"We recognized several years ago that we have to do everything we can to minimize our ecological footprint, especially with respect to carbon emissions, and have established a comprehensive sustainability program to ensure that we do so," Resch emphasized. In the past 12 months, HLRS was also certified under the Eco-Management and Audit Scheme (EMAS), as well as under the ISO 14001 (environmental management) and ISO 50001 (energy management) international standards. "Receiving certification under the Blue Angel, in addition to our other certifications, shows that HLRS takes its environmental responsibility very seriously and is a sign of the progress we have made. It also means that our system users can be confident that HLRS supports their own efforts toward sustainability."
A comprehensive energy management concept
In accordance with the requirements of the Blue Angel for Energy Efficient Data Center Operation, HLRS has implemented a comprehensive energy management plan. This plan ensures that the necessary energy is used as efficiently as possible and that waste heat produced by the system is captured. These efforts are part of a larger environmental management system at HLRS that covers all activities at the center.
The Blue Angel for Energy-Efficient Data Center Operation recognizes adherence to ecological standards and is intended to serve as a guide for selecting environmentally friendly products and services.

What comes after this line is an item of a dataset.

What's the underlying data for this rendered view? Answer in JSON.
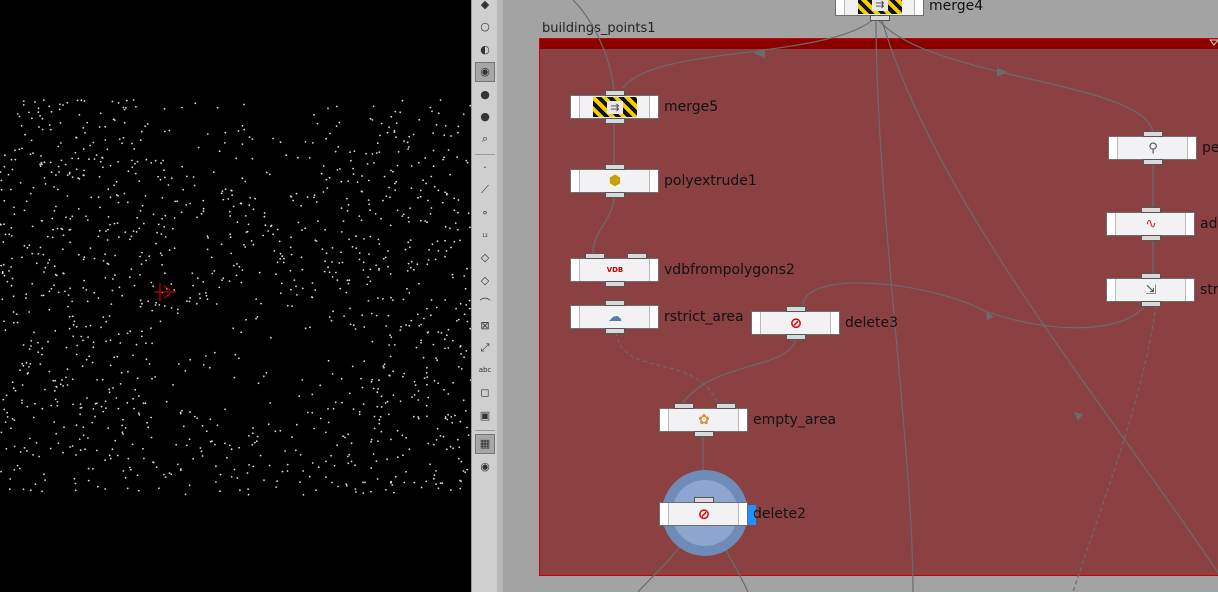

About the High-Performance Computing Center of the University of Stuttgart
The High-Performance Computing Center Stuttgart (HLRS) was established in 1996 as the first German national high-performance computing center, building on a tradition of supercomputing at the University of Stuttgart that stretches back to 1959. As a research institution affiliated with the University of Stuttgart and a founding member of the Gauss Centre for Supercomputing — the alliance of Germany's three national supercomputing centers — HLRS provides state-of-the-art HPC services to academic users and industry. HLRS operates one of Europe's most powerful supercomputers, provides advanced training in HPC programming and simulation, and conducts research to address key problems facing the future of supercomputing. Among HLRS's areas of expertise are parallel programming, numerical methods for HPC, visualization, grid and cloud computing concepts, data analytics, and artificial intelligence. Users of HLRS computing systems are active across a wide range of disciplines, with an emphasis on computational engineering and applied science.